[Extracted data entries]
= = = = = = =
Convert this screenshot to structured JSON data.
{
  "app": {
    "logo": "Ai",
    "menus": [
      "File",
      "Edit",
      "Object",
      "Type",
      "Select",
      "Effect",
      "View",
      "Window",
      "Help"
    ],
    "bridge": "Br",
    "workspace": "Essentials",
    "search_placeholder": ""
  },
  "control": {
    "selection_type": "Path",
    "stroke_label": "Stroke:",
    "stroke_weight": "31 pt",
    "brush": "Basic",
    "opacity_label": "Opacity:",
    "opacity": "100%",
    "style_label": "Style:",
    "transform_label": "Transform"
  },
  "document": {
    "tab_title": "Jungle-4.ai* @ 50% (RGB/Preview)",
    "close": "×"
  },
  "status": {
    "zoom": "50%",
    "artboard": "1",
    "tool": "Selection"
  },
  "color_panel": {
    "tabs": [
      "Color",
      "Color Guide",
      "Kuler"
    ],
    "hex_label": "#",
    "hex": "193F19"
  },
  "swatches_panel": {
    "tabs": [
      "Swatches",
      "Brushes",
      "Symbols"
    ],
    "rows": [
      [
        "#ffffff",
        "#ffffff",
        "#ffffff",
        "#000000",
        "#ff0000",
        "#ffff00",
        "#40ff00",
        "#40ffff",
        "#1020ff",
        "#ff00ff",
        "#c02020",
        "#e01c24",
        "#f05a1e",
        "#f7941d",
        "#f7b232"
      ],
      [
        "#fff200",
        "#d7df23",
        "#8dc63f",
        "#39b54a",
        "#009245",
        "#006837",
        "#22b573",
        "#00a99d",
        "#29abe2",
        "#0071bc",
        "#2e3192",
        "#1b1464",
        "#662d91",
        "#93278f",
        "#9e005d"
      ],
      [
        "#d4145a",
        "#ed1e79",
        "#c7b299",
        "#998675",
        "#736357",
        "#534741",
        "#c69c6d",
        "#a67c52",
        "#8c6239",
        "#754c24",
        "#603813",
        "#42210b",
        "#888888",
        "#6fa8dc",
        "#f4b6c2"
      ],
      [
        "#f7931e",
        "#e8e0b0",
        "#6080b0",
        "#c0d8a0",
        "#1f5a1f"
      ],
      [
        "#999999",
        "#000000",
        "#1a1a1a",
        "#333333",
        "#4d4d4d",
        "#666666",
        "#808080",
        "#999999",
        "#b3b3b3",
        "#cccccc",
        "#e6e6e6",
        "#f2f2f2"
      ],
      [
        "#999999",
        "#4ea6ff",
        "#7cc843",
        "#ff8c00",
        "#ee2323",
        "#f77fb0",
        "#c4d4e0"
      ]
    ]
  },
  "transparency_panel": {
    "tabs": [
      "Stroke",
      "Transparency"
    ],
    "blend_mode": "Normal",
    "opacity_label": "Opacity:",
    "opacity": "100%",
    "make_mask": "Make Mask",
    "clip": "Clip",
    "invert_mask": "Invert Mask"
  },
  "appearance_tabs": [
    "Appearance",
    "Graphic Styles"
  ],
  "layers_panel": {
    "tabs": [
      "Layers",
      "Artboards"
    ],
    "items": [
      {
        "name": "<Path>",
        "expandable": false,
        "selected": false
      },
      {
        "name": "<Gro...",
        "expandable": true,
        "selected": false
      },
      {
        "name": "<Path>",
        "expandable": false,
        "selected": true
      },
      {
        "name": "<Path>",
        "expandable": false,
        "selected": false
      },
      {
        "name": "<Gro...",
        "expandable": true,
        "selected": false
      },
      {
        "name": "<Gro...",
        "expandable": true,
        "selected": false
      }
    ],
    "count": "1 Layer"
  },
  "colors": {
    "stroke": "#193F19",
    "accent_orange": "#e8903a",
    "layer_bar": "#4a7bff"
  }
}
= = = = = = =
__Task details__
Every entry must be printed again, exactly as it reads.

__Task answer__
Convert this screenshot to structured JSON data.
{
  "app": {
    "logo": "Ai",
    "menus": [
      "File",
      "Edit",
      "Object",
      "Type",
      "Select",
      "Effect",
      "View",
      "Window",
      "Help"
    ],
    "bridge": "Br",
    "workspace": "Essentials",
    "search_placeholder": ""
  },
  "control": {
    "selection_type": "Path",
    "stroke_label": "Stroke:",
    "stroke_weight": "31 pt",
    "brush": "Basic",
    "opacity_label": "Opacity:",
    "opacity": "100%",
    "style_label": "Style:",
    "transform_label": "Transform"
  },
  "document": {
    "tab_title": "Jungle-4.ai* @ 50% (RGB/Preview)",
    "close": "×"
  },
  "status": {
    "zoom": "50%",
    "artboard": "1",
    "tool": "Selection"
  },
  "color_panel": {
    "tabs": [
      "Color",
      "Color Guide",
      "Kuler"
    ],
    "hex_label": "#",
    "hex": "193F19"
  },
  "swatches_panel": {
    "tabs": [
      "Swatches",
      "Brushes",
      "Symbols"
    ],
    "rows": [
      [
        "#ffffff",
        "#ffffff",
        "#ffffff",
        "#000000",
        "#ff0000",
        "#ffff00",
        "#40ff00",
        "#40ffff",
        "#1020ff",
        "#ff00ff",
        "#c02020",
        "#e01c24",
        "#f05a1e",
        "#f7941d",
        "#f7b232"
      ],
      [
        "#fff200",
        "#d7df23",
        "#8dc63f",
        "#39b54a",
        "#009245",
        "#006837",
        "#22b573",
        "#00a99d",
        "#29abe2",
        "#0071bc",
        "#2e3192",
        "#1b1464",
        "#662d91",
        "#93278f",
        "#9e005d"
      ],
      [
        "#d4145a",
        "#ed1e79",
        "#c7b299",
        "#998675",
        "#736357",
        "#534741",
        "#c69c6d",
        "#a67c52",
        "#8c6239",
        "#754c24",
        "#603813",
        "#42210b",
        "#888888",
        "#6fa8dc",
        "#f4b6c2"
      ],
      [
        "#f7931e",
        "#e8e0b0",
        "#6080b0",
        "#c0d8a0",
        "#1f5a1f"
      ],
      [
        "#999999",
        "#000000",
        "#1a1a1a",
        "#333333",
        "#4d4d4d",
        "#666666",
        "#808080",
        "#999999",
        "#b3b3b3",
        "#cccccc",
        "#e6e6e6",
        "#f2f2f2"
      ],
      [
        "#999999",
        "#4ea6ff",
        "#7cc843",
        "#ff8c00",
        "#ee2323",
        "#f77fb0",
        "#c4d4e0"
      ]
    ]
  },
  "transparency_panel": {
    "tabs": [
      "Stroke",
      "Transparency"
    ],
    "blend_mode": "Normal",
    "opacity_label": "Opacity:",
    "opacity": "100%",
    "make_mask": "Make Mask",
    "clip": "Clip",
    "invert_mask": "Invert Mask"
  },
  "appearance_tabs": [
    "Appearance",
    "Graphic Styles"
  ],
  "layers_panel": {
    "tabs": [
      "Layers",
      "Artboards"
    ],
    "items": [
      {
        "name": "<Path>",
        "expandable": false,
        "selected": false
      },
      {
        "name": "<Gro...",
        "expandable": true,
        "selected": false
      },
      {
        "name": "<Path>",
        "expandable": false,
        "selected": true
      },
      {
        "name": "<Path>",
        "expandable": false,
        "selected": false
      },
      {
        "name": "<Gro...",
        "expandable": true,
        "selected": false
      },
      {
        "name": "<Gro...",
        "expandable": true,
        "selected": false
      }
    ],
    "count": "1 Layer"
  },
  "colors": {
    "stroke": "#193F19",
    "accent_orange": "#e8903a",
    "layer_bar": "#4a7bff"
  }
}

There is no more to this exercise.